Here’s some background from the WOMEX guide: “His glittering career spans four decades of Congolese music history, in which he’s played a crucial role. Since his debut in 1969 as one of the founders of the influential Zaïko Langa Langa, who shook up the rhumba scene with their powerful new approach and set the scene for the soukous craze, he’s set trends.…now celebrating 40 years at the top.” And of course, just Google the name and you’ll have more info than you know what to do with.
My heartfelt thanks to Afropop Worldwide for sharing the excellent clean recording of the concert (which they in turn received from the BBC; thanks to them too!) without which I would never have posted the video.
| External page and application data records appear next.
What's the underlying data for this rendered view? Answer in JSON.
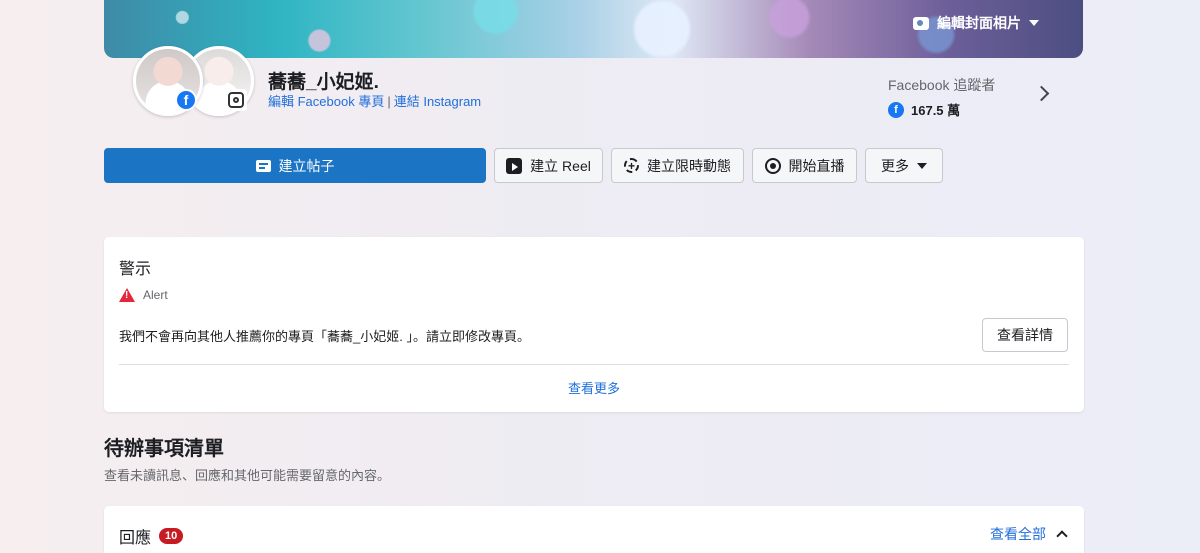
{
  "cover": {
    "edit_cover_label": "編輯封面相片"
  },
  "profile": {
    "name": "蕎蕎_小妃姬.",
    "edit_link": "編輯 Facebook 專頁",
    "link_separator": "|",
    "connect_link": "連結 Instagram",
    "followers_label": "Facebook 追蹤者",
    "followers_count": "167.5 萬"
  },
  "actions": {
    "create_post": "建立帖子",
    "create_reel": "建立 Reel",
    "create_story": "建立限時動態",
    "go_live": "開始直播",
    "more": "更多"
  },
  "alert": {
    "title": "警示",
    "type": "Alert",
    "message": "我們不會再向其他人推薦你的專頁「蕎蕎_小妃姬. 」。請立即修改專頁。",
    "details_button": "查看詳情",
    "see_more": "查看更多"
  },
  "todo": {
    "title": "待辦事項清單",
    "subtitle": "查看未讀訊息、回應和其他可能需要留意的內容。",
    "replies_label": "回應",
    "replies_count": "10",
    "see_all": "查看全部"
  },
  "colors": {
    "primary": "#1b74c4",
    "link": "#216fdb",
    "alert_red": "#e4273c",
    "badge_red": "#c61b22"
  }
}
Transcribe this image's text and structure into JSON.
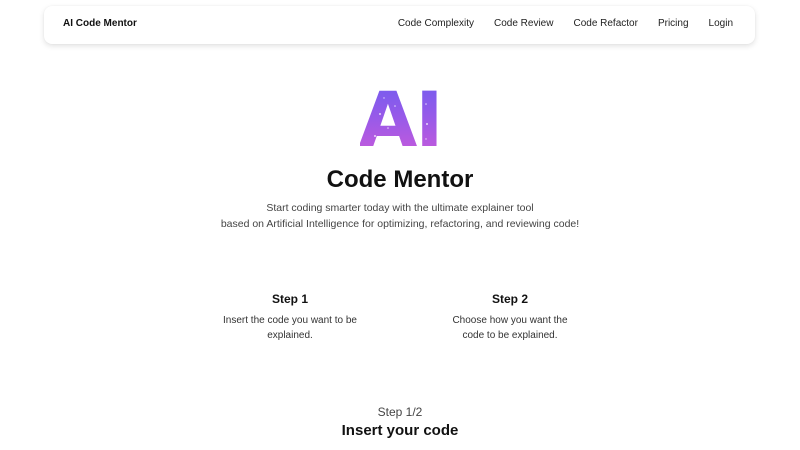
{
  "header": {
    "brand": "AI Code Mentor",
    "nav": [
      {
        "label": "Code Complexity"
      },
      {
        "label": "Code Review"
      },
      {
        "label": "Code Refactor"
      },
      {
        "label": "Pricing"
      },
      {
        "label": "Login"
      }
    ]
  },
  "hero": {
    "logo_text": "AI",
    "logo_icon": "ai-logo-icon",
    "title": "Code Mentor",
    "description_line1": "Start coding smarter today with the ultimate explainer tool",
    "description_line2": "based on Artificial Intelligence for optimizing, refactoring, and reviewing code!",
    "colors": {
      "gradient_top": "#6d5cf0",
      "gradient_mid": "#9a5ae8",
      "gradient_bottom": "#d05ad8"
    }
  },
  "steps": [
    {
      "title": "Step 1",
      "line1": "Insert the code you want to be",
      "line2": "explained."
    },
    {
      "title": "Step 2",
      "line1": "Choose how you want the",
      "line2": "code to be explained."
    }
  ],
  "progress": {
    "label": "Step 1/2",
    "section_title": "Insert your code"
  }
}
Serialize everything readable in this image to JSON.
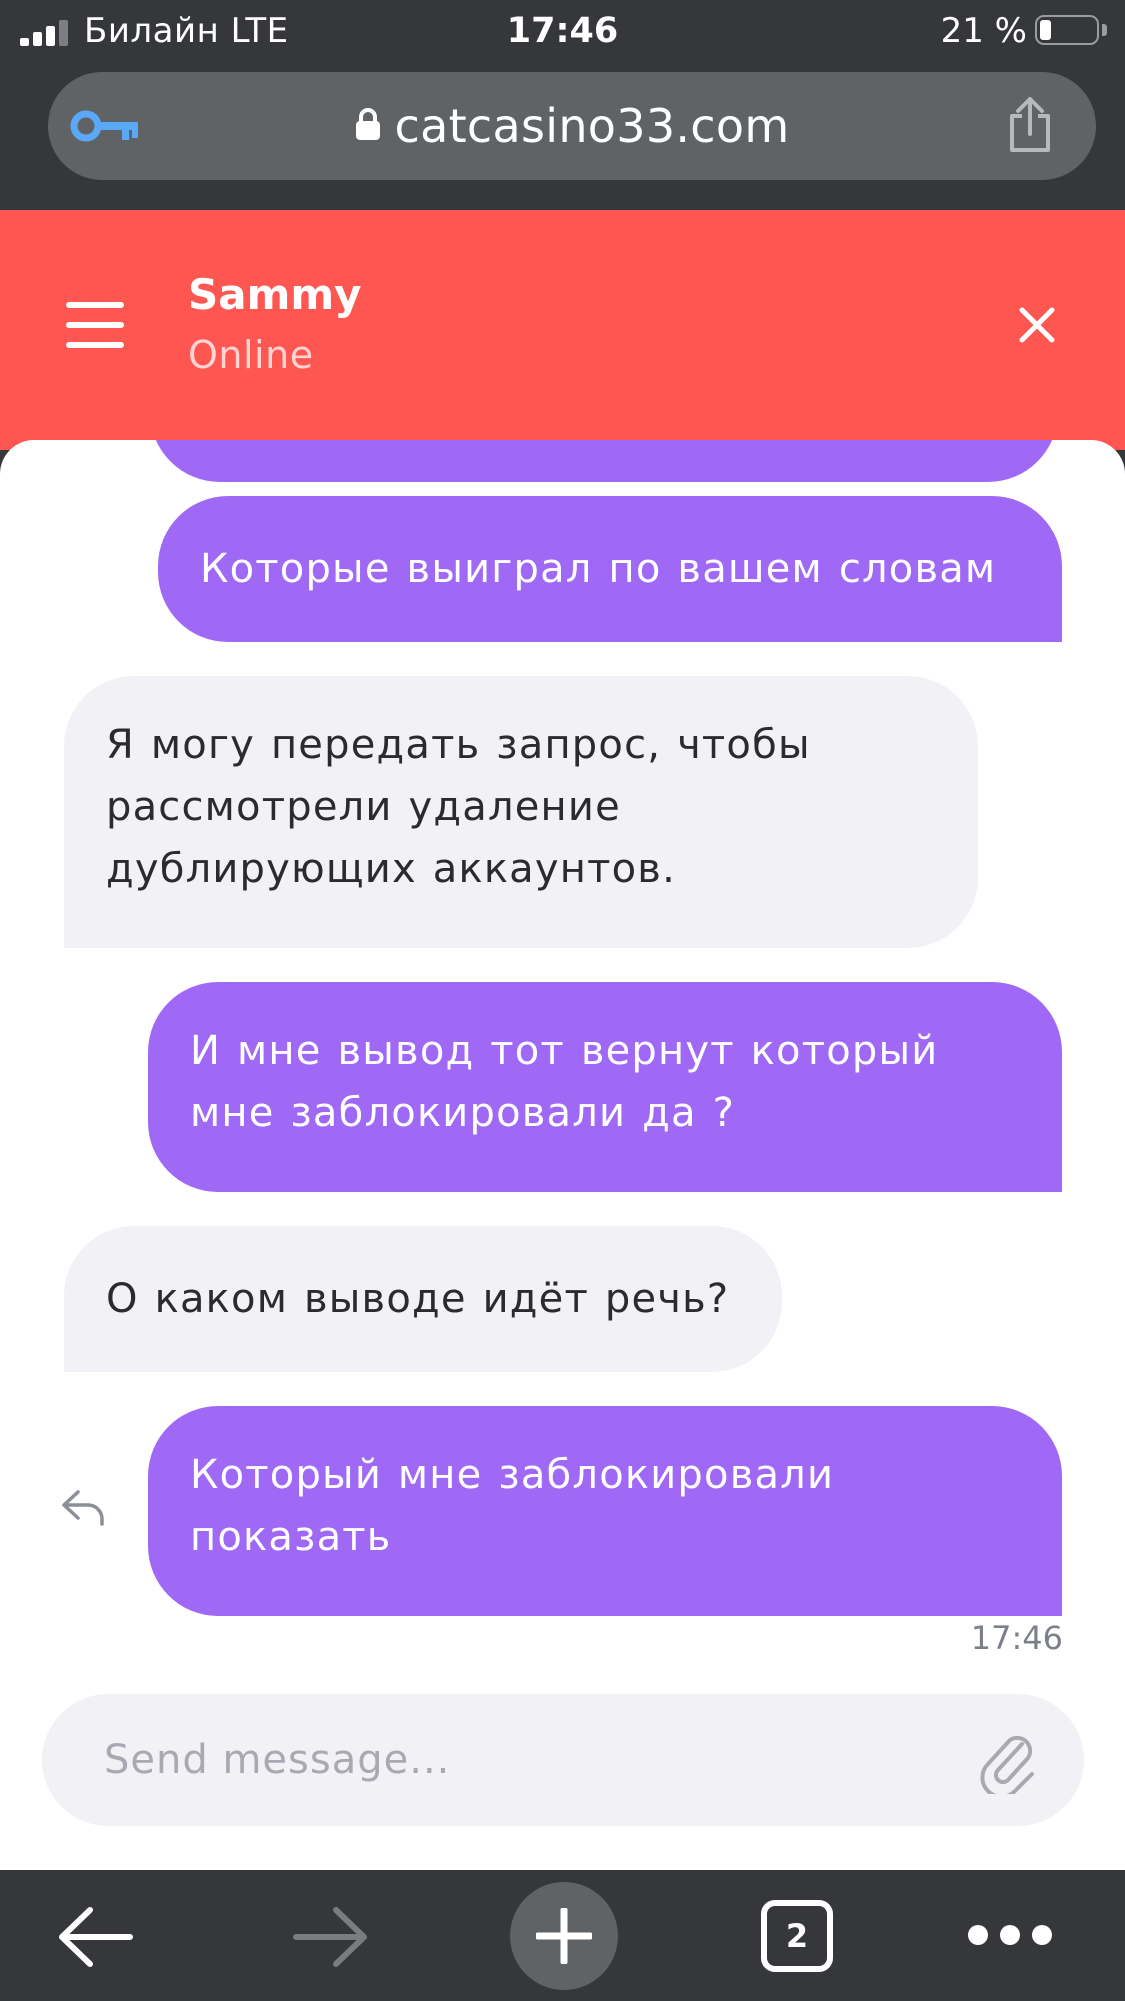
{
  "status_bar": {
    "carrier": "Билайн  LTE",
    "time": "17:46",
    "battery_percent": "21 %",
    "battery_level": 0.21,
    "signal_bars": 3
  },
  "browser": {
    "url": "catcasino33.com",
    "open_tabs": "2",
    "icons": [
      "key-icon",
      "lock-icon",
      "share-icon",
      "back-arrow-icon",
      "forward-arrow-icon",
      "plus-icon",
      "more-icon"
    ]
  },
  "chat": {
    "agent_name": "Sammy",
    "agent_status": "Online",
    "messages": [
      {
        "from": "user",
        "text": ""
      },
      {
        "from": "user",
        "text": "Которые выиграл по вашем словам"
      },
      {
        "from": "agent",
        "text": "Я могу передать запрос, чтобы рассмотрели удаление дублирующих аккаунтов."
      },
      {
        "from": "user",
        "text": "И мне вывод тот вернут который мне заблокировали да ?"
      },
      {
        "from": "agent",
        "text": "О каком выводе идёт речь?"
      },
      {
        "from": "user",
        "text": "Который мне заблокировали показать"
      }
    ],
    "last_message_time": "17:46",
    "composer": {
      "placeholder": "Send message...",
      "value": ""
    }
  },
  "colors": {
    "header": "#fe5650",
    "outgoing_bubble": "#9f68f5",
    "incoming_bubble": "#f2f2f6",
    "browser_chrome": "#35373b",
    "url_field": "#5f6366"
  }
}
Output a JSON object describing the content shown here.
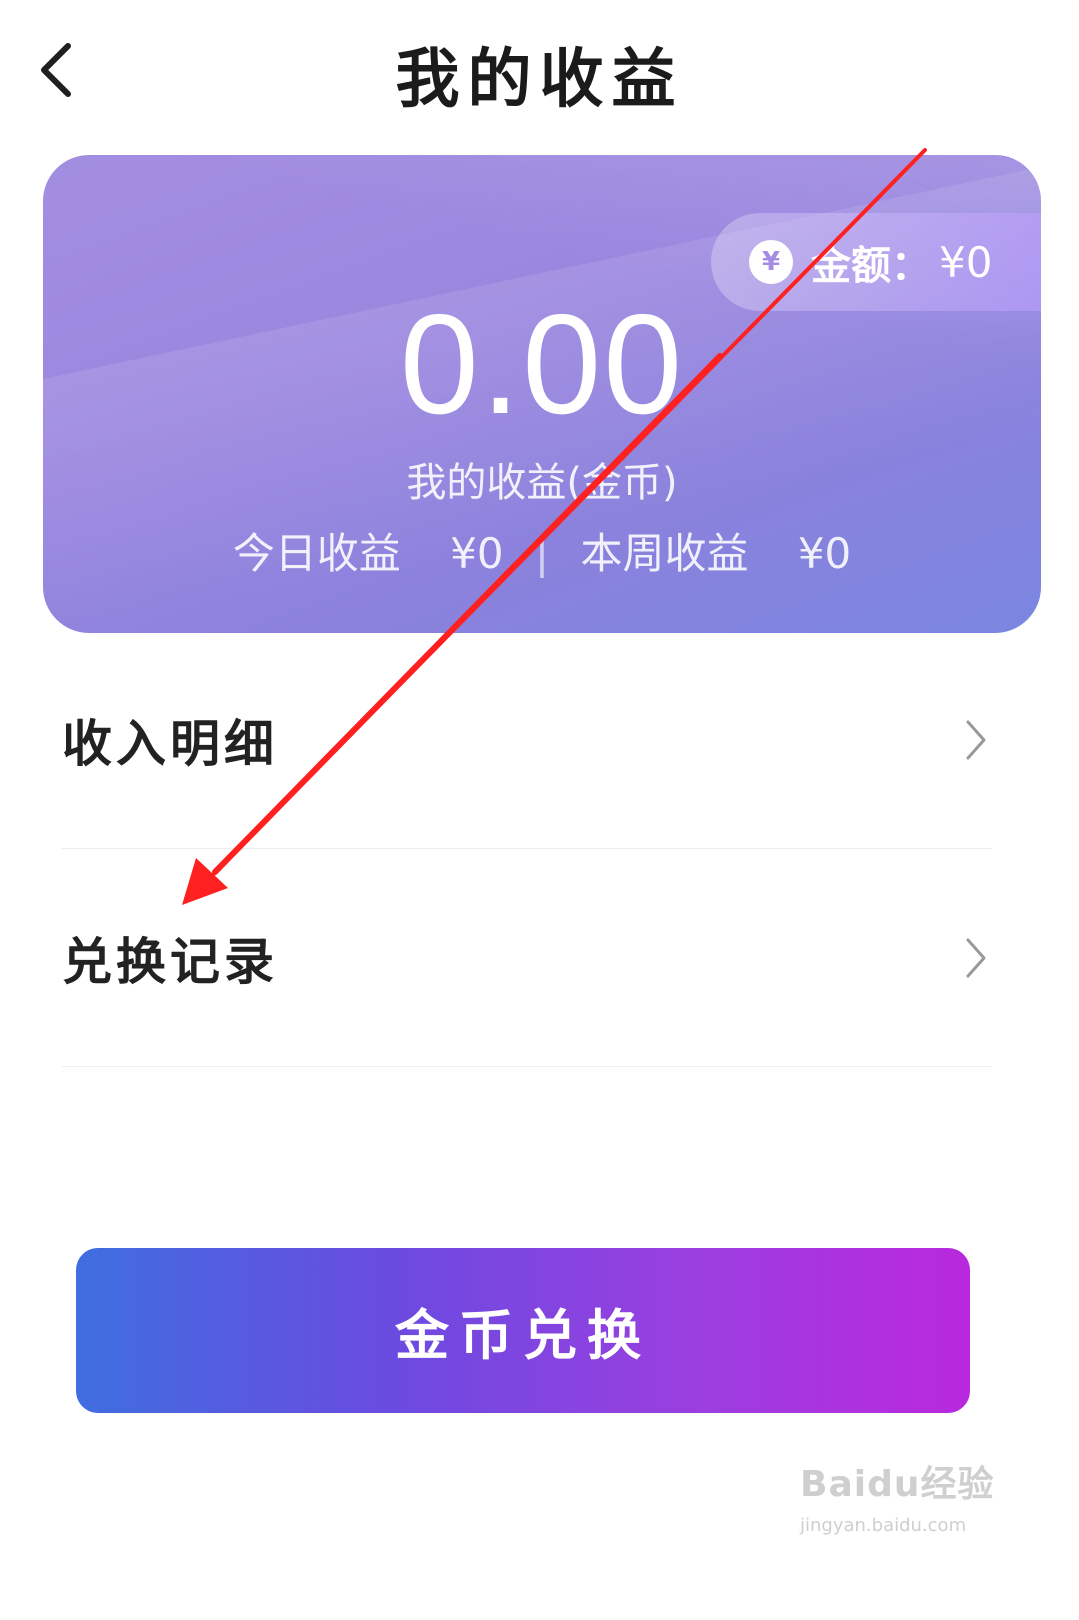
{
  "header": {
    "title": "我的收益"
  },
  "earnings_card": {
    "balance_label": "金额：",
    "balance_value": "¥0",
    "amount": "0.00",
    "amount_label": "我的收益(金币)",
    "today_label": "今日收益",
    "today_value": "¥0",
    "separator": "|",
    "week_label": "本周收益",
    "week_value": "¥0"
  },
  "menu": {
    "items": [
      {
        "label": "收入明细"
      },
      {
        "label": "兑换记录"
      }
    ]
  },
  "exchange_button": {
    "label": "金币兑换"
  },
  "watermark": {
    "logo": "Baidu经验",
    "url": "jingyan.baidu.com"
  },
  "colors": {
    "accent": "#7a4fe0",
    "annotation_arrow": "#ff2020"
  }
}
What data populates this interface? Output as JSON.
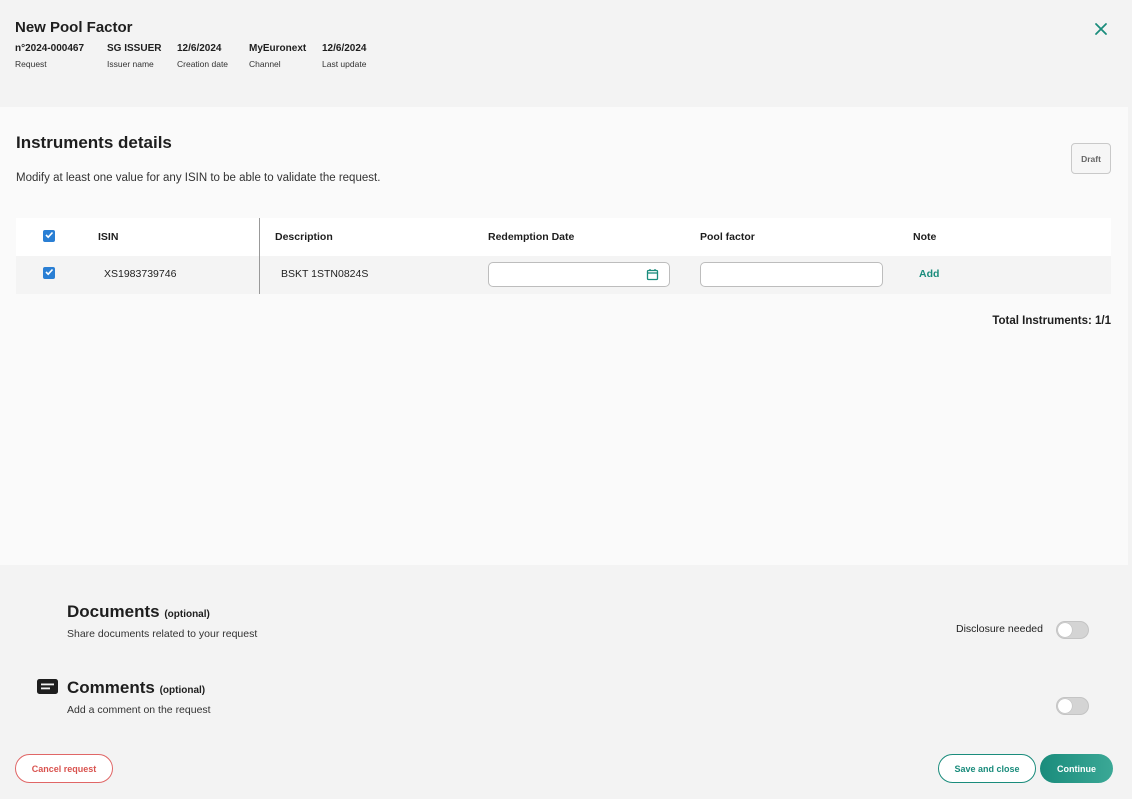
{
  "header": {
    "title": "New Pool Factor",
    "meta": [
      {
        "value": "n°2024-000467",
        "label": "Request"
      },
      {
        "value": "SG ISSUER",
        "label": "Issuer name"
      },
      {
        "value": "12/6/2024",
        "label": "Creation date"
      },
      {
        "value": "MyEuronext",
        "label": "Channel"
      },
      {
        "value": "12/6/2024",
        "label": "Last update"
      }
    ],
    "close_icon": "close-icon"
  },
  "instruments": {
    "title": "Instruments details",
    "subtitle": "Modify at least one value for any ISIN to be able to validate the request.",
    "status_badge": "Draft",
    "columns": [
      "ISIN",
      "Description",
      "Redemption Date",
      "Pool factor",
      "Note"
    ],
    "rows": [
      {
        "checked": true,
        "isin": "XS1983739746",
        "description": "BSKT 1STN0824S",
        "redemption_date": "",
        "pool_factor": "",
        "note_action": "Add"
      }
    ],
    "total": "Total Instruments: 1/1",
    "accent_color": "#1a8c7c",
    "checkbox_color": "#2a7fd4"
  },
  "documents": {
    "title": "Documents",
    "optional": "(optional)",
    "subtitle": "Share documents related to your request",
    "disclosure_label": "Disclosure needed",
    "disclosure_on": false
  },
  "comments": {
    "title": "Comments",
    "optional": "(optional)",
    "subtitle": "Add a comment on the request",
    "icon": "comment-icon",
    "toggle_on": false
  },
  "footer": {
    "cancel_label": "Cancel request",
    "save_label": "Save and close",
    "continue_label": "Continue"
  }
}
The accordion is one of those instruments (along with the bagpipe) that contains its own hand-pumped air supply. In the case of the accordion, the bellows can create and support very long lingering tones, or short, staccato passages. The air flow through these “lungs” bring out a physical response in me. I find myself drawn into the breathing of these instruments. And while we think of most accordion music as upbeat, there are several musicians and bands that have used this breathing feature to create meditative music. Danças Ocultas is such a band.
I first heard them at the annual Accordion Festival in Torres Vedras, a small city just north of Lisbon. They were sharing the stage with Renato Borghetti, from southern Brazil and Martin Lubenov, from Bulgaria. Both of these masters are soloists who display high technical skill and velocity. By contrast, Danças Ocultas was very much a four man team, where no one player dominated the sound. When they played, there was an almost palpable relaxation in the audience, a settling back from the edge of the seat, into a sensuous, sonorous environment.
At WOMEX, the band produced the same reaction. But let’s set the stage: As a delegate to the convention, you have been in a noisy convention center all day. You have a quick dinner and hurry over to the main concert hall where there are multiple showcases happening on three levels and several wings of the building. The main foyer is jam packed with people checking out two different stages, from which the bands and deejays are pumping out high-energy and high-decibel beats. Everywhere people are doing the quick schmooze before going to check on another act. You walk into the darkened main concert hall and suddenly, all that falls away, there are four men on stage, and they are creating a space where you can relax, breath and luxuriate in beautiful sounds.
Of course Danças Ocultas’ compositions also display a playful side, but it is the darker, more mysterious places in their repertoire that appeal to me. I also have to admit that they are hard to capture on videotape; after all it’s not all that interesting to look at a video of four men in chairs. So I took some artistic license with this piece, and hope you will find that it reflects the music in a way that a straightforward performance video could not.